→ What you need to do
Set the entries down once more, exactly as they are worded.

(Provided information)

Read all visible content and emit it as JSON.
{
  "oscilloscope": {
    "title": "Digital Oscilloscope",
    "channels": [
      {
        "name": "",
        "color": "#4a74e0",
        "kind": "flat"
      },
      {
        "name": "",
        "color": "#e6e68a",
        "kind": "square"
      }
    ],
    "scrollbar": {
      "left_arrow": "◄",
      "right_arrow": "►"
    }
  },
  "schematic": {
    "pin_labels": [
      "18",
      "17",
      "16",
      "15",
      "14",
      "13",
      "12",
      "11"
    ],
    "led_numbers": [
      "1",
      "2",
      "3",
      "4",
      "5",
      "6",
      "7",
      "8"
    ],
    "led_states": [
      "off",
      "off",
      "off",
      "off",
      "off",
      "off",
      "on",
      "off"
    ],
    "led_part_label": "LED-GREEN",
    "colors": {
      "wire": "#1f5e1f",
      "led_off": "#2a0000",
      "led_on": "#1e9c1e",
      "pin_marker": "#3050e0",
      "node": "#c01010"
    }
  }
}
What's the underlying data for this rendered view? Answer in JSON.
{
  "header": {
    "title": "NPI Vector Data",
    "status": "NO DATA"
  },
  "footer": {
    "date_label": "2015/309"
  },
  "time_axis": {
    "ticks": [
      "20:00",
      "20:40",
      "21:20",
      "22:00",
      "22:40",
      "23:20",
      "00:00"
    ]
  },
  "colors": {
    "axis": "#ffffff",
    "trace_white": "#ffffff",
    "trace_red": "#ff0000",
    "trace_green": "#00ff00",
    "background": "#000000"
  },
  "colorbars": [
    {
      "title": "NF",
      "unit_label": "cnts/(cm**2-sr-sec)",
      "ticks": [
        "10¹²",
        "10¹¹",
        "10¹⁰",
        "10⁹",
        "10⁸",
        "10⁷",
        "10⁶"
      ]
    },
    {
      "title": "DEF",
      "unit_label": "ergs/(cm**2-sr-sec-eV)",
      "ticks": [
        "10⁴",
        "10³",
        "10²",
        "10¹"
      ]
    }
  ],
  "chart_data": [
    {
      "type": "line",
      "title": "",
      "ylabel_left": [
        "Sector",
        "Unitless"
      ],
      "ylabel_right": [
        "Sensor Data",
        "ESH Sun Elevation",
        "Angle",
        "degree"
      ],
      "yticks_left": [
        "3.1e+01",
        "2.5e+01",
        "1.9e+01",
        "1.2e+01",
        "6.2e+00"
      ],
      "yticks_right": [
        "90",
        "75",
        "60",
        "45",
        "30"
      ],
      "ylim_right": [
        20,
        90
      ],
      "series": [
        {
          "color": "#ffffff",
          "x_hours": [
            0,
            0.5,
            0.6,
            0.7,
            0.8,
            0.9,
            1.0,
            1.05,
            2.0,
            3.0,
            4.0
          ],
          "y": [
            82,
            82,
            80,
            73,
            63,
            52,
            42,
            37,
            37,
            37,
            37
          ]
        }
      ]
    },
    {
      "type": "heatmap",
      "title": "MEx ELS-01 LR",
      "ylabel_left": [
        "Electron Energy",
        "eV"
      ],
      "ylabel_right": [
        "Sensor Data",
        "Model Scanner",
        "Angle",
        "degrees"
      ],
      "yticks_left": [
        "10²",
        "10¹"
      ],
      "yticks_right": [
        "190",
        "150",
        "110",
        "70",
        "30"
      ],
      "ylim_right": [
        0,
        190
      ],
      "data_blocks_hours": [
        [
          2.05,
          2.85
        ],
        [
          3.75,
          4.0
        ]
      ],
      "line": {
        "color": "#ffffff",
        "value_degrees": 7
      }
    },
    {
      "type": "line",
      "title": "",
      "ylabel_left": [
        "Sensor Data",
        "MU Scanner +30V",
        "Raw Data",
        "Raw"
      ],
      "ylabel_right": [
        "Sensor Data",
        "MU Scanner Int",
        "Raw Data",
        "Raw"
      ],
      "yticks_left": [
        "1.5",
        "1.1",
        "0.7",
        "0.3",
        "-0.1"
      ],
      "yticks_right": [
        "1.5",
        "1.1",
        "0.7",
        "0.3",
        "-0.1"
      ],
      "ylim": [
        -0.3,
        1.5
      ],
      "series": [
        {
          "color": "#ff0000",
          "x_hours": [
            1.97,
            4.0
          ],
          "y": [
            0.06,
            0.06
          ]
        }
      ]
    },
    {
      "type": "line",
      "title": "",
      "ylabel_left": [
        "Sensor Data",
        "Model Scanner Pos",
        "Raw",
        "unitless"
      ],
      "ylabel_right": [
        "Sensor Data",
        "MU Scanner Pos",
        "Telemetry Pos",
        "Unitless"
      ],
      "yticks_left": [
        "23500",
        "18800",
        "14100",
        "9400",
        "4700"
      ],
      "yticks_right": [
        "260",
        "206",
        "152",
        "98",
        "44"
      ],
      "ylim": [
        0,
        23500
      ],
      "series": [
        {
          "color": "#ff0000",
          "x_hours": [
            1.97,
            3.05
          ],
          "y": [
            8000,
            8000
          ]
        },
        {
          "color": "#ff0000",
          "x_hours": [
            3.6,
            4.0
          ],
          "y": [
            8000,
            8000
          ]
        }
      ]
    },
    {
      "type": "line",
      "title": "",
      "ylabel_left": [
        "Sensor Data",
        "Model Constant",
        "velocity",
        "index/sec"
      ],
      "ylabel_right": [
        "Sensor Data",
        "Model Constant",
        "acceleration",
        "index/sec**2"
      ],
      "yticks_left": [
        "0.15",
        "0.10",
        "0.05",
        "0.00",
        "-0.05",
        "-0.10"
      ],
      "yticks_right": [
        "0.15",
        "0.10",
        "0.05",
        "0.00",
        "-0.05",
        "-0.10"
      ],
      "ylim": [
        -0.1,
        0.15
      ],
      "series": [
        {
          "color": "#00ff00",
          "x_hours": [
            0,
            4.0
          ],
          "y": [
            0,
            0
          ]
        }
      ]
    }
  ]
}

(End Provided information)

→ Task answer
Read all visible content and emit it as JSON.
{
  "oscilloscope": {
    "title": "Digital Oscilloscope",
    "channels": [
      {
        "name": "",
        "color": "#4a74e0",
        "kind": "flat"
      },
      {
        "name": "",
        "color": "#e6e68a",
        "kind": "square"
      }
    ],
    "scrollbar": {
      "left_arrow": "◄",
      "right_arrow": "►"
    }
  },
  "schematic": {
    "pin_labels": [
      "18",
      "17",
      "16",
      "15",
      "14",
      "13",
      "12",
      "11"
    ],
    "led_numbers": [
      "1",
      "2",
      "3",
      "4",
      "5",
      "6",
      "7",
      "8"
    ],
    "led_states": [
      "off",
      "off",
      "off",
      "off",
      "off",
      "off",
      "on",
      "off"
    ],
    "led_part_label": "LED-GREEN",
    "colors": {
      "wire": "#1f5e1f",
      "led_off": "#2a0000",
      "led_on": "#1e9c1e",
      "pin_marker": "#3050e0",
      "node": "#c01010"
    }
  }
}
What's the underlying data for this rendered view? Answer in JSON.
{
  "header": {
    "title": "NPI Vector Data",
    "status": "NO DATA"
  },
  "footer": {
    "date_label": "2015/309"
  },
  "time_axis": {
    "ticks": [
      "20:00",
      "20:40",
      "21:20",
      "22:00",
      "22:40",
      "23:20",
      "00:00"
    ]
  },
  "colors": {
    "axis": "#ffffff",
    "trace_white": "#ffffff",
    "trace_red": "#ff0000",
    "trace_green": "#00ff00",
    "background": "#000000"
  },
  "colorbars": [
    {
      "title": "NF",
      "unit_label": "cnts/(cm**2-sr-sec)",
      "ticks": [
        "10¹²",
        "10¹¹",
        "10¹⁰",
        "10⁹",
        "10⁸",
        "10⁷",
        "10⁶"
      ]
    },
    {
      "title": "DEF",
      "unit_label": "ergs/(cm**2-sr-sec-eV)",
      "ticks": [
        "10⁴",
        "10³",
        "10²",
        "10¹"
      ]
    }
  ],
  "chart_data": [
    {
      "type": "line",
      "title": "",
      "ylabel_left": [
        "Sector",
        "Unitless"
      ],
      "ylabel_right": [
        "Sensor Data",
        "ESH Sun Elevation",
        "Angle",
        "degree"
      ],
      "yticks_left": [
        "3.1e+01",
        "2.5e+01",
        "1.9e+01",
        "1.2e+01",
        "6.2e+00"
      ],
      "yticks_right": [
        "90",
        "75",
        "60",
        "45",
        "30"
      ],
      "ylim_right": [
        20,
        90
      ],
      "series": [
        {
          "color": "#ffffff",
          "x_hours": [
            0,
            0.5,
            0.6,
            0.7,
            0.8,
            0.9,
            1.0,
            1.05,
            2.0,
            3.0,
            4.0
          ],
          "y": [
            82,
            82,
            80,
            73,
            63,
            52,
            42,
            37,
            37,
            37,
            37
          ]
        }
      ]
    },
    {
      "type": "heatmap",
      "title": "MEx ELS-01 LR",
      "ylabel_left": [
        "Electron Energy",
        "eV"
      ],
      "ylabel_right": [
        "Sensor Data",
        "Model Scanner",
        "Angle",
        "degrees"
      ],
      "yticks_left": [
        "10²",
        "10¹"
      ],
      "yticks_right": [
        "190",
        "150",
        "110",
        "70",
        "30"
      ],
      "ylim_right": [
        0,
        190
      ],
      "data_blocks_hours": [
        [
          2.05,
          2.85
        ],
        [
          3.75,
          4.0
        ]
      ],
      "line": {
        "color": "#ffffff",
        "value_degrees": 7
      }
    },
    {
      "type": "line",
      "title": "",
      "ylabel_left": [
        "Sensor Data",
        "MU Scanner +30V",
        "Raw Data",
        "Raw"
      ],
      "ylabel_right": [
        "Sensor Data",
        "MU Scanner Int",
        "Raw Data",
        "Raw"
      ],
      "yticks_left": [
        "1.5",
        "1.1",
        "0.7",
        "0.3",
        "-0.1"
      ],
      "yticks_right": [
        "1.5",
        "1.1",
        "0.7",
        "0.3",
        "-0.1"
      ],
      "ylim": [
        -0.3,
        1.5
      ],
      "series": [
        {
          "color": "#ff0000",
          "x_hours": [
            1.97,
            4.0
          ],
          "y": [
            0.06,
            0.06
          ]
        }
      ]
    },
    {
      "type": "line",
      "title": "",
      "ylabel_left": [
        "Sensor Data",
        "Model Scanner Pos",
        "Raw",
        "unitless"
      ],
      "ylabel_right": [
        "Sensor Data",
        "MU Scanner Pos",
        "Telemetry Pos",
        "Unitless"
      ],
      "yticks_left": [
        "23500",
        "18800",
        "14100",
        "9400",
        "4700"
      ],
      "yticks_right": [
        "260",
        "206",
        "152",
        "98",
        "44"
      ],
      "ylim": [
        0,
        23500
      ],
      "series": [
        {
          "color": "#ff0000",
          "x_hours": [
            1.97,
            3.05
          ],
          "y": [
            8000,
            8000
          ]
        },
        {
          "color": "#ff0000",
          "x_hours": [
            3.6,
            4.0
          ],
          "y": [
            8000,
            8000
          ]
        }
      ]
    },
    {
      "type": "line",
      "title": "",
      "ylabel_left": [
        "Sensor Data",
        "Model Constant",
        "velocity",
        "index/sec"
      ],
      "ylabel_right": [
        "Sensor Data",
        "Model Constant",
        "acceleration",
        "index/sec**2"
      ],
      "yticks_left": [
        "0.15",
        "0.10",
        "0.05",
        "0.00",
        "-0.05",
        "-0.10"
      ],
      "yticks_right": [
        "0.15",
        "0.10",
        "0.05",
        "0.00",
        "-0.05",
        "-0.10"
      ],
      "ylim": [
        -0.1,
        0.15
      ],
      "series": [
        {
          "color": "#00ff00",
          "x_hours": [
            0,
            4.0
          ],
          "y": [
            0,
            0
          ]
        }
      ]
    }
  ]
}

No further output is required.